By Roberta Downing, PhD (Senior Legislative and Federal Affairs Officer, APA Public Interest Directorate – Government Relations Office)
We are at risk of losing crucial data about some of the poorest, most vulnerable families in America. A new interpretation of a budget rule ended research funding for the Temporary Assistance for Needy Families (TANF) program and put in jeopardy funding for the Census Bureau’s Survey of Income and Program Participation (SIPP). Without these research programs, the federal government would lose crucial details about the lives of millions of people living in poverty.
What do these research programs do?
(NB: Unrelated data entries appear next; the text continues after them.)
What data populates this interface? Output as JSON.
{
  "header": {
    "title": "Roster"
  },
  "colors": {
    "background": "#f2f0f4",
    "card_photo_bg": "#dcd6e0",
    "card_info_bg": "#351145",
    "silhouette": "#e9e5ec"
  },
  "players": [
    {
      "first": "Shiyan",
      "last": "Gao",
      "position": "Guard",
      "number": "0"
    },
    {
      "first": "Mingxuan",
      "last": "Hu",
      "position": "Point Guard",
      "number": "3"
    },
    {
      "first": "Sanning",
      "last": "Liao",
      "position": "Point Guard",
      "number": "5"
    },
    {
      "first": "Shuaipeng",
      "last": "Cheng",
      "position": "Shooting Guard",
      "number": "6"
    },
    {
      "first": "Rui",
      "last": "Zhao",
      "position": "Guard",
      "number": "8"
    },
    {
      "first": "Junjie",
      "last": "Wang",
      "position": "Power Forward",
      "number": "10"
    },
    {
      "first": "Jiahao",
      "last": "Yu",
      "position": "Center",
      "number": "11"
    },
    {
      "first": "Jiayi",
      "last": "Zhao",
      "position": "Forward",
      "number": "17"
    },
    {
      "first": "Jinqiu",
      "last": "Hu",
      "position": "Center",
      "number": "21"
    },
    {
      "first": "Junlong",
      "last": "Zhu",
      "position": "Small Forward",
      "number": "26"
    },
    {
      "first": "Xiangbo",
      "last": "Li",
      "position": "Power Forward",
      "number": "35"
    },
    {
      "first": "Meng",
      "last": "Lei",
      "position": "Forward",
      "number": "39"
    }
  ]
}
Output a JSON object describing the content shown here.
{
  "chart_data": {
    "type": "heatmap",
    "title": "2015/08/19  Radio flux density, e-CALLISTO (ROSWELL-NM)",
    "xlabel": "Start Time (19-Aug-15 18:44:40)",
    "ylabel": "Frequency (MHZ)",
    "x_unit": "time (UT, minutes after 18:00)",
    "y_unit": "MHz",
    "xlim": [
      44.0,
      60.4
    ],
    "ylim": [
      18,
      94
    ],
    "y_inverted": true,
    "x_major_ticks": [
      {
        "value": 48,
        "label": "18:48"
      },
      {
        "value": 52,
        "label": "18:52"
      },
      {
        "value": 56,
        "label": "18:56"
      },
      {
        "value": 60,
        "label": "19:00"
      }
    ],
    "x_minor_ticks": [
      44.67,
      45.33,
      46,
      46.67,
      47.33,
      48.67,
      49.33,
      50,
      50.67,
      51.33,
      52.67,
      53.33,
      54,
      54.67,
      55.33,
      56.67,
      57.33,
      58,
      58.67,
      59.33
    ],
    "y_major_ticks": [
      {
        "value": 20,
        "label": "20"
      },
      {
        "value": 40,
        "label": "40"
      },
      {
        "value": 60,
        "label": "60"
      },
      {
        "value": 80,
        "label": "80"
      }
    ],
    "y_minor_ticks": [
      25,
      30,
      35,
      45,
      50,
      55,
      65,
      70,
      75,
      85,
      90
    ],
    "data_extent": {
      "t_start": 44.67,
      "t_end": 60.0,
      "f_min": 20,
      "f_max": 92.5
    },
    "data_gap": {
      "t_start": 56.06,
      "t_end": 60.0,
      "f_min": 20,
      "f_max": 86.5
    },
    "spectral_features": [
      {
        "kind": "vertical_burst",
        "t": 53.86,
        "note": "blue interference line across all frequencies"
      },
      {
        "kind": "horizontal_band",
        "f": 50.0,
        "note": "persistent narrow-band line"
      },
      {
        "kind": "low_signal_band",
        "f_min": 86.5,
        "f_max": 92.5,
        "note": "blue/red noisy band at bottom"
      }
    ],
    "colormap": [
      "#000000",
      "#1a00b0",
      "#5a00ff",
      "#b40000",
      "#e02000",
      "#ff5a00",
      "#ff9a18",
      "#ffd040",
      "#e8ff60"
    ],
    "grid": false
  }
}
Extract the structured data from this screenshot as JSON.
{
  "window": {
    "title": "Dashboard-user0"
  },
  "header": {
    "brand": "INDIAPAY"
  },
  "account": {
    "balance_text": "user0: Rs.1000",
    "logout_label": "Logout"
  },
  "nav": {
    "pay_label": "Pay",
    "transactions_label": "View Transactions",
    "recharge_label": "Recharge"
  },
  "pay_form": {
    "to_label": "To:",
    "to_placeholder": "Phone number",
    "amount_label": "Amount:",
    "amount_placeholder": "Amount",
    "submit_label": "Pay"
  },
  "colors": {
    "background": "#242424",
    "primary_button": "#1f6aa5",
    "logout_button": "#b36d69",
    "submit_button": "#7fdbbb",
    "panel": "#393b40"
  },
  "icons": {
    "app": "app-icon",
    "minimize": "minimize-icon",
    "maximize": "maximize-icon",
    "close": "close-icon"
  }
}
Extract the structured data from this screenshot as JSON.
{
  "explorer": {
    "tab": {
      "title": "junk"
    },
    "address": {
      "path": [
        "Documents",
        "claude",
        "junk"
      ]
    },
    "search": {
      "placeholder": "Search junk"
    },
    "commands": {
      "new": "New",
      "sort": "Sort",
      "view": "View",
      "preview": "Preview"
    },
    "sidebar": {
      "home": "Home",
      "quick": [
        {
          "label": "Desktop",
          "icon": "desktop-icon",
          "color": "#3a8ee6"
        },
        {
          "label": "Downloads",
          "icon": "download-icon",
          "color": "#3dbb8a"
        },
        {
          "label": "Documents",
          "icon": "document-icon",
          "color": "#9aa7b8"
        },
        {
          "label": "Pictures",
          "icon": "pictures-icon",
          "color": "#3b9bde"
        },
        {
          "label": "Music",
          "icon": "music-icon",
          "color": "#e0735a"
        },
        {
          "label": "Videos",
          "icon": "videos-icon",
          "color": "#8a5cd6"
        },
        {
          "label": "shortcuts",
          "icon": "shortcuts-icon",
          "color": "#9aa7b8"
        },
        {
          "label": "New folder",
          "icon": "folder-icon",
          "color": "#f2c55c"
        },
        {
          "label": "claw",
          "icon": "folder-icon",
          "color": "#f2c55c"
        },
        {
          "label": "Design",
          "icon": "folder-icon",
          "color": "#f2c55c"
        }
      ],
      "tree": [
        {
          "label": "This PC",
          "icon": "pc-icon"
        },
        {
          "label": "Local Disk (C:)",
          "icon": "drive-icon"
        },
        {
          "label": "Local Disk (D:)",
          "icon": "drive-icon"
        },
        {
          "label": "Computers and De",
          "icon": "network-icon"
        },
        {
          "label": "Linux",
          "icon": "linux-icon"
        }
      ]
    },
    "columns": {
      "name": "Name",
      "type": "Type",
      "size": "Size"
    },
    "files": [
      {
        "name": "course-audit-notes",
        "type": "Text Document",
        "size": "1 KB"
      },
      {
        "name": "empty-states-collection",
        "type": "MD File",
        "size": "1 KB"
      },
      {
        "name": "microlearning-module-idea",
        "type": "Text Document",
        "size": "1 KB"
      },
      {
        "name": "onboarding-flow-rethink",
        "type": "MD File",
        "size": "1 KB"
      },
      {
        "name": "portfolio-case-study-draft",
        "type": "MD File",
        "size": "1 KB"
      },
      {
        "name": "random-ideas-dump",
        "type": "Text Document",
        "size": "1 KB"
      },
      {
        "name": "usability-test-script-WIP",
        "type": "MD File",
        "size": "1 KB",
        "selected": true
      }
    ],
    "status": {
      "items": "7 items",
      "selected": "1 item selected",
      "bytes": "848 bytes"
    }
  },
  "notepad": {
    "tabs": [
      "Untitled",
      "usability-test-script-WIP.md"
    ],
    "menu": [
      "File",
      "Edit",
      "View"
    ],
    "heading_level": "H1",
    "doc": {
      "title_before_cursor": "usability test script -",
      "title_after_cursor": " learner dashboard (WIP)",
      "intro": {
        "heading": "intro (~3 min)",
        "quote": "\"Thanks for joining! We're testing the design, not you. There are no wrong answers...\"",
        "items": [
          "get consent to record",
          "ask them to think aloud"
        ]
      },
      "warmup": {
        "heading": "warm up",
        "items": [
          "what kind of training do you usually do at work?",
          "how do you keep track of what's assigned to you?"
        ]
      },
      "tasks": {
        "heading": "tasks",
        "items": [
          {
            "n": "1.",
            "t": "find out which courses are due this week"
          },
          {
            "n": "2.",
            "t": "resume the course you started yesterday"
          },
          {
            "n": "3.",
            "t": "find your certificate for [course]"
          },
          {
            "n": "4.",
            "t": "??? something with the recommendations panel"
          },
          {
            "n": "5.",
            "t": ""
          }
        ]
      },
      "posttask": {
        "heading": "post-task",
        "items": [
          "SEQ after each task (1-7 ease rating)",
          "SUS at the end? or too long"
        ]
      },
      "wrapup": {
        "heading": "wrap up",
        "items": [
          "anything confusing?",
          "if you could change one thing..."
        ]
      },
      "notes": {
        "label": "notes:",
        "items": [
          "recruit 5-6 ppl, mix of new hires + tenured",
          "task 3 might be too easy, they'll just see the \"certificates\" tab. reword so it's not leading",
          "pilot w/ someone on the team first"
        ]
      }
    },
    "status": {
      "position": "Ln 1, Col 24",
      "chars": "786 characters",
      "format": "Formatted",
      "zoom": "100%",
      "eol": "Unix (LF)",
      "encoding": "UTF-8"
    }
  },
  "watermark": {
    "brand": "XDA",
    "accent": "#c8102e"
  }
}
TANF is our country’s low-income cash assistance program. Its research program provides earnings and employment information about TANF recipients. This data helps states make evidence-based decisions about the best ways to help TANF recipients find and maintain employment and how to improve service delivery systems. Without it, the federal and state governments would not have important information about best practices to ascertain the effectiveness of this program and how best to serve TANF recipients. (To learn more about the discontinuation of TANF research funding, read this report).
The Census Bureau’s Survey of Income and Program Participation (SIPP) is also in jeopardy. SIPP is a crucial government survey that follows individuals over a few years, collecting monthly data about their income, employment status, and participation in antipoverty programs. For example, SIPP:
collects data that allows us to estimate the number of families living in extreme poverty – an income of less than $2 per person, per day. Despite our nation’s affluence, millions are living on extremely low incomes and we need to understand this serious problem fully;
asks important questions about the financial strain and hardship experienced by low-income families, child well-being, child care expenses, and the financial impacts of marriage and separation;
helps us understand how unemployment benefits impact those who have lost their jobs and what happens when those benefits expire. Understanding the effectiveness of our unemployment programs remains essential, given that roughly three million people continue to be unemployed for longer than six months.
SIPP data is key to building evidence-based policies. Without it, Congress and the federal government would operate with less information about the millions of American families struggling with hunger, deprivation, unemployment, financial instability, and the overall burden of poverty. The Congressional Budget Office also uses SIPP data to determine how potential changes that Congress proposes to antipoverty programs affect the federal budget.
These programs require only modest funding – $15 million for the TANF research program and $10 million for SIPP. Congress can extend these programs so that they are automatically continued every year with minimal budget impact. We must bring attention to this issue so that Congress acts to continue this important research.
What can you do?
Show Congress that you value these data sources! APA’s CEO, Dr. Norman Anderson, sent a letter to Congress urging action on this very issue. You can too. Urge your representatives to restore funding for the TANF research program and protect SIPP from any cuts! Click here to send a letter to your members of Congress, urging them to protect these programs! Congress has already begun deliberating on legislation to fund the federal government after the current spending measure expires on December 12th. Act now to help save this important research funding!
Image source: Flickr user Bill Selak via Creative Commons